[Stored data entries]
——

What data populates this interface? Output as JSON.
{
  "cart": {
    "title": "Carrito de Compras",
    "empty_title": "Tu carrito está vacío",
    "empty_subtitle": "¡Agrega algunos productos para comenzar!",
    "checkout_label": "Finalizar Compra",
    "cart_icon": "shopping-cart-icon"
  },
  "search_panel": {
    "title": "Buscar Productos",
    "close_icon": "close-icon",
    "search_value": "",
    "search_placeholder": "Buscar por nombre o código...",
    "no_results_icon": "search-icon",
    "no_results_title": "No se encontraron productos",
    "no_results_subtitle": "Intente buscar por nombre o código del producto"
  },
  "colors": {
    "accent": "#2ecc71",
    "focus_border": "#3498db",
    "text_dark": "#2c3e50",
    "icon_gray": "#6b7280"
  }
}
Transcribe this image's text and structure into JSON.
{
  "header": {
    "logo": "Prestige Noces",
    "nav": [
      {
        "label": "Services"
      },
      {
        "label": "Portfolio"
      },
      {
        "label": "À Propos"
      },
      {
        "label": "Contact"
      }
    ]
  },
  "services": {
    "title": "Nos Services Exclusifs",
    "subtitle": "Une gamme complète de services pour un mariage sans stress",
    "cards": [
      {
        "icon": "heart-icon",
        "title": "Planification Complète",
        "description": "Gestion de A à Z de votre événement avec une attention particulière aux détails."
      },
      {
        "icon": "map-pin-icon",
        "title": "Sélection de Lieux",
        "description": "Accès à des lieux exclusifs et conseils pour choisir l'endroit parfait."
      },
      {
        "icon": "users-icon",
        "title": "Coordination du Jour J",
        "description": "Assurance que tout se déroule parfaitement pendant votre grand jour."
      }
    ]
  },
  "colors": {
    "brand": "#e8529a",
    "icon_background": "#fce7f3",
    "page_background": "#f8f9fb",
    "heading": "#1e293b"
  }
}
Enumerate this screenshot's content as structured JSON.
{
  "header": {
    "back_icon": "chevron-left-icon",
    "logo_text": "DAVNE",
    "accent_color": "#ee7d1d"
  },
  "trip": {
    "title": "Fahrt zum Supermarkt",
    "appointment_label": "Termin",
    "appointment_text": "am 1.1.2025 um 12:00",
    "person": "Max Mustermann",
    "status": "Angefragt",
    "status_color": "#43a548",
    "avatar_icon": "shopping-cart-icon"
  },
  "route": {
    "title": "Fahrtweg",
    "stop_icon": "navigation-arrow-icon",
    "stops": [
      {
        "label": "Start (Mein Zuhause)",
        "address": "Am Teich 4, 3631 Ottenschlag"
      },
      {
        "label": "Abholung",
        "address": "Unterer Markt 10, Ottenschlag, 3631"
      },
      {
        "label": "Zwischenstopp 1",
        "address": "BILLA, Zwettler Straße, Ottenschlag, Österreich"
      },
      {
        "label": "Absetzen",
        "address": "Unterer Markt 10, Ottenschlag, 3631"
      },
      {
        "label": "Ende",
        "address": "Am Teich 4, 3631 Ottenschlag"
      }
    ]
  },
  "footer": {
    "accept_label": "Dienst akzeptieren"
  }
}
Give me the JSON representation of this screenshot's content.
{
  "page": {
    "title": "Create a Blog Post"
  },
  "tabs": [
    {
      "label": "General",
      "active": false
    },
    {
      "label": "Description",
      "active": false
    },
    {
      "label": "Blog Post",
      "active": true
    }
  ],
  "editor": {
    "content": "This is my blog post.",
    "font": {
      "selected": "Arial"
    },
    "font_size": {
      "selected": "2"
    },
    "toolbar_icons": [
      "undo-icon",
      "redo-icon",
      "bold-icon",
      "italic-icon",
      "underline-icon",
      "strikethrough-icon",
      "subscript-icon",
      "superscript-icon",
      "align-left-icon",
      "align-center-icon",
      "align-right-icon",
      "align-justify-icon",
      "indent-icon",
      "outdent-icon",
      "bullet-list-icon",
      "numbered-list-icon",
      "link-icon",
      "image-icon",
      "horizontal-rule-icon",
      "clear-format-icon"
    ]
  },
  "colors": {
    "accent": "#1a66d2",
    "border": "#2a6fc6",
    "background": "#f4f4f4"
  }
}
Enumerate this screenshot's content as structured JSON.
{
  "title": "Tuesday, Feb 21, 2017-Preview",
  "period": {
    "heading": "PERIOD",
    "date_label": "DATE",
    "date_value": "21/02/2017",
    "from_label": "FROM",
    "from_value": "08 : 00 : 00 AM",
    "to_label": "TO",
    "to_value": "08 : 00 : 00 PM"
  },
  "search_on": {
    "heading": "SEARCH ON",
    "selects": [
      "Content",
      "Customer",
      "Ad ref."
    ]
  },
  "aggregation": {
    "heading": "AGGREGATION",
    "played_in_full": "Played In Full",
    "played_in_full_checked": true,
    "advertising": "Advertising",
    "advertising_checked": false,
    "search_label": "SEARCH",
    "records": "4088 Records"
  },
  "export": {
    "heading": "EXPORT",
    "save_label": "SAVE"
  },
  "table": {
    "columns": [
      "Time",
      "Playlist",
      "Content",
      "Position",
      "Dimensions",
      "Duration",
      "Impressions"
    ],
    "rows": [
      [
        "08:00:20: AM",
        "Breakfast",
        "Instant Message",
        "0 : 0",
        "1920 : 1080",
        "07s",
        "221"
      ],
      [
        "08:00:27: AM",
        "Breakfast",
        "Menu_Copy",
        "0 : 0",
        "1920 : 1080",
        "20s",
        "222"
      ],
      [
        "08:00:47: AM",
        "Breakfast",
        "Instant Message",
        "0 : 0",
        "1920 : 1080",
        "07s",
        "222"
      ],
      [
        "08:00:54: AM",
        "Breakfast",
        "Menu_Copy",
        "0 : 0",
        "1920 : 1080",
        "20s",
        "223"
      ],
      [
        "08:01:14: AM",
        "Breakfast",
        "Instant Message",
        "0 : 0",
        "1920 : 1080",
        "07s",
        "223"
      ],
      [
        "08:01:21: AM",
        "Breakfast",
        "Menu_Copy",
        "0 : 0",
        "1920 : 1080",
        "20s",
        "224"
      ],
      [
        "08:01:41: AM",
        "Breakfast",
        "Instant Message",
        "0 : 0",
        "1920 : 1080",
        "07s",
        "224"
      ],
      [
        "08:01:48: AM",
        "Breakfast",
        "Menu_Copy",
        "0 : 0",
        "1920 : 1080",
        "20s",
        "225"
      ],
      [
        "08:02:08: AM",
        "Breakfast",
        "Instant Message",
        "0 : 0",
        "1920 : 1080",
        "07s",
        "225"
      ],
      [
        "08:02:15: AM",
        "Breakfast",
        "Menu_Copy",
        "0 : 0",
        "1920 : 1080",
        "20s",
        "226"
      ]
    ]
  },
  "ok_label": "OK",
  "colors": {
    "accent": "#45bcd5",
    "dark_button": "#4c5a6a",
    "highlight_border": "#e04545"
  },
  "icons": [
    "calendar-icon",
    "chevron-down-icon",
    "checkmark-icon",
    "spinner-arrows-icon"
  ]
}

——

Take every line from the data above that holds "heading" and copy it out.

    "heading": "#1e293b"
    "heading": "PERIOD",
    "heading": "SEARCH ON",
    "heading": "AGGREGATION",
    "heading": "EXPORT",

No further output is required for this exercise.